US6435019 *Apr 18, 2000Aug 20, 2002Clean Air Technologies International, Inc.Portable on-board system for measuring vehicle exhaust particulate emissions
US6807469 *Jun 14, 2002Oct 19, 2004Carcheckup, LlcAuto diagnostic method and device
US20020004694 *Dec 4, 1998Jan 10, 2002Cameron McleodModular automotive diagnostic system
US20020118657 *Feb 28, 2001Aug 29, 2002Diane WinchellSystems and methods for communicating with a communications network
US20030159044 *Jan 17, 2001Aug 21, 2003International Business Machines CorporationSecure integrated device with secure, dynamically-selectable capabilities
EP1063507A2Jun 9, 2000Dec 27, 2000Adolf Würth GmbH & Co. KGSystem for measuring and evaluating vehicle maintenance values
JP2002197155A Title not available
JPH03115963A * Title not available
JPH08331766A * Title not available
JPH09251328A * Title not available
WO2000034838A1Dec 1, 1999Jun 15, 2000Edge Diagnostic SystemsModular vehicle diagnostic system
Non-Patent Citations
Reference
1 *Derwent abstract for JP08331766-A.
Referenced by
Citing PatentFiling datePublication dateApplicantTitle

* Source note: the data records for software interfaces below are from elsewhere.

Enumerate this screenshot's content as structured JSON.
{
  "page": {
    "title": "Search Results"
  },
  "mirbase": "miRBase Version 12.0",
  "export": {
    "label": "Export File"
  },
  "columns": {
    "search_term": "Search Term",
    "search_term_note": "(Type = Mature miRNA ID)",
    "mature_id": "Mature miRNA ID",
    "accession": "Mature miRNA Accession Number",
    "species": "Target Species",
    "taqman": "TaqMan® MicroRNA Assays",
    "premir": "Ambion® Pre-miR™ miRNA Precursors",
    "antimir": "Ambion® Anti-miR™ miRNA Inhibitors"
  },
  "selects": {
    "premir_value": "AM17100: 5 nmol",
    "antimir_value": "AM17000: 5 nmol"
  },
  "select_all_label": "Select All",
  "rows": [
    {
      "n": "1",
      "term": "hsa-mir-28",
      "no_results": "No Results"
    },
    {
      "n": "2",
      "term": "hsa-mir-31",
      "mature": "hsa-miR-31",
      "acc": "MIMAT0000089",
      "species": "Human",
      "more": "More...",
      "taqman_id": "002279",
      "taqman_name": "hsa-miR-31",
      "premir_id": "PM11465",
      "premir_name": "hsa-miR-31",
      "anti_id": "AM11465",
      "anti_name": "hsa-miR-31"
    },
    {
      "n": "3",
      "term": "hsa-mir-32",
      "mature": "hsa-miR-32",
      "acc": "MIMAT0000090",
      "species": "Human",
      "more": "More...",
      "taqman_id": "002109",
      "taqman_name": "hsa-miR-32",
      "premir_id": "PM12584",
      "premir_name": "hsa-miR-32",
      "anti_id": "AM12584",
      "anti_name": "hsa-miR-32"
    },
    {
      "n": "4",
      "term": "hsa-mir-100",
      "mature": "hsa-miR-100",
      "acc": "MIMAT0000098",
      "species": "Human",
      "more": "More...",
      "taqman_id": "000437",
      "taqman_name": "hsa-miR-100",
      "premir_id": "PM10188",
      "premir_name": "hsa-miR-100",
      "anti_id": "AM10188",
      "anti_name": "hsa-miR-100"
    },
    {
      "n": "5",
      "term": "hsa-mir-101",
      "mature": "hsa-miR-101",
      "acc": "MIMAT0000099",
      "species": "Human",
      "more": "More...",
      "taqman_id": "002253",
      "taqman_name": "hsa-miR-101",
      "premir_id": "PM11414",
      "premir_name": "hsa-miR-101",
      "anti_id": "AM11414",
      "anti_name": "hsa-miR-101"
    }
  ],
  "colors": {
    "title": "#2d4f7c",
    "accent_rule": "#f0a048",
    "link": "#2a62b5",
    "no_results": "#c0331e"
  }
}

US8296008 *Mar 14, 2008Oct 23, 2012Spx CorporationProgrammable function key on wireless OBDII interface
US8433474Dec 6, 2011Apr 30, 2013Service Solutions U.S. LlcOff-board tool with programmable actuator
US8818616Oct 22, 2012Aug 26, 2014Bosch Automotive Service Solutions LlcProgrammable function key on wireless OBDII interface
Classifications
U.S. Classification73/23.31
International ClassificationG01M15/00, G01N33/00, G01N1/22, G07C5/00, G01M15/10
Cooperative ClassificationG01M15/102
European ClassificationG01M15/10E
Legal Events
DateCodeEventDescription
Feb 28, 2013FPAYFee payment
Year of fee payment: 4
Dec 9, 2009ASAssignment
Owner name: PREMIER DIAGNOSTICS LIMITED, UNITED KINGDOM
Free format text: ASSIGNMENT OF ASSIGNORS INTEREST;ASSIGNOR:BROWN, CLIVE ALAN;REEL/FRAME:023626/0852
Effective date: 20091124
Owner name: PREMIER DIAGNOSTICS LIMITED,UNITED KINGDOM
Free format text: ASSIGNMENT OF ASSIGNORS INTEREST;ASSIGNOR:BROWN, CLIVE ALAN;US-ASSIGNMENT DATABASE UPDATED:20100223;REEL/FRAME:23626/852
Owner name: PREMIER DIAGNOSTICS LIMITED,UNITED KINGDOM
Free format text: ASSIGNMENT OF ASSIGNORS INTEREST;ASSIGNOR:BROWN, CLIVE ALAN;US-ASSIGNMENT DATABASE UPDATED:20100223;REEL/FRAME:23626/852
Effective date: 20091124
Owner name: PREMIER DIAGNOSTICS LIMITED,UNITED KINGDOM
Free format text: ASSIGNMENT OF ASSIGNORS INTEREST;ASSIGNOR:BROWN, CLIVE ALAN;REEL/FRAME:023626/0852
Effective date: 20091124